RIRs give out unique addresses (Was: something has a /8! ...)
owen at delong.com
Fri Sep 28 02:32:17 UTC 2012
I believe that this section of NRPM says no.
4.3.5. Non-connected Networks
End-users not currently connected to an ISP and/or not planning to be connected to the Internet are encouraged to use private IP address numbers reserved for non-connected networks (see RFC 1918). When private, non-connected networks require interconnectivity and the private IP address numbers are ineffective, globally unique addresses may be requested and used to provide this interconnectivity.
On Sep 20, 2012, at 7:56 AM, "Naslund, Steve" <SNaslund at medline.com> wrote:
> I suppose that ARIN would say that they do not guarantee routability
> because they do not have operational control of Internet routers.

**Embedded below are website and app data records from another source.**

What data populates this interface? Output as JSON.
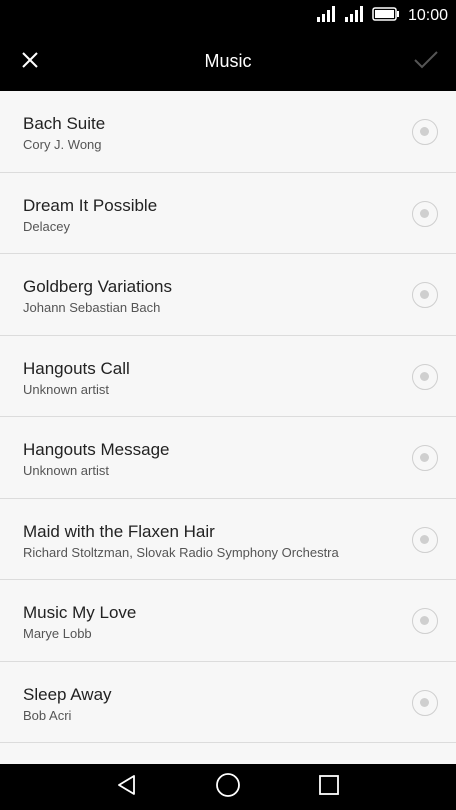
{
  "status_bar": {
    "time": "10:00",
    "icons": [
      "signal-icon",
      "signal-icon",
      "battery-icon"
    ]
  },
  "header": {
    "title": "Music",
    "close_icon": "close-icon",
    "confirm_icon": "check-icon"
  },
  "songs": [
    {
      "title": "Bach Suite",
      "artist": "Cory J. Wong"
    },
    {
      "title": "Dream It Possible",
      "artist": "Delacey"
    },
    {
      "title": "Goldberg Variations",
      "artist": "Johann Sebastian Bach"
    },
    {
      "title": "Hangouts Call",
      "artist": "Unknown artist"
    },
    {
      "title": "Hangouts Message",
      "artist": "Unknown artist"
    },
    {
      "title": "Maid with the Flaxen Hair",
      "artist": "Richard Stoltzman, Slovak Radio Symphony Orchestra"
    },
    {
      "title": "Music My Love",
      "artist": "Marye Lobb"
    },
    {
      "title": "Sleep Away",
      "artist": "Bob Acri"
    }
  ],
  "nav_bar": {
    "icons": [
      "back-icon",
      "home-icon",
      "recents-icon"
    ]
  },
  "colors": {
    "bar_background": "#000000",
    "list_background": "#f7f7f7",
    "radio": "#cfcfcf"
  }
}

> However, Wouldn't you say that there is a very real expectation that
> when you request address space through ARIN or RIPE that it would be
> routable? I would think that what ARIN and RIPE are really saying is
> that they issue unique addresses and you need to get your service
> provider to route them. FWIW, the discussion of the military having
> addresses pulled back is pretty much a non-starter unless they want to
> give them back. When the management of IP address space was moved from
> the US DoD, there were memorandums of understanding that the military
> controlled their assigned address space and nothing would change that.
> I know this for a fact because I was around this discussion in the US
> Air Force.
> Steven Naslund
> -----Original Message-----
> From: John Curran [mailto:jcurran at arin.net]
> Sent: Thursday, September 20, 2012 9:40 AM
> To: Jeroen Massar
> Cc: NANOG list
> Subject: Re: RIRs give out unique addresses (Was: something has a /8!
> On Sep 20, 2012, at 10:10 AM, Jeroen Massar <jeroen at unfix.org>
>> On 2012-09-20 16:01 , John Curran wrote:
>>> It's very clear in the ARIN region as well. From the ARIN Number
>>> Resource Policy Manual (NRPM),
>>> <https://www.arin.net/policy/nrpm.html#four11> -
>>> "4.1. General Principles 4.1.1. Routability Provider independent
>>> (portable) addresses issued directly from ARIN or other Regional
>>> Registries are not guaranteed to be globally routable."
>> While close, that is not the same.
>> The RIPE variant solely guarantees uniqueness of the addresses.
>> The ARIN variant states "we don't guarantee that you can route it
>> everywhere", which is on top of the uniqueness portion.
> Agreed - I called it out because ARIN, like RIPE, does not assert that
> the address blocks issued are "publicly routable address space"
> (i.e. which was Tim Franklin's original statement, but he did not have
> on hand the comparable ARIN reference for that point.)
More information about the NANOG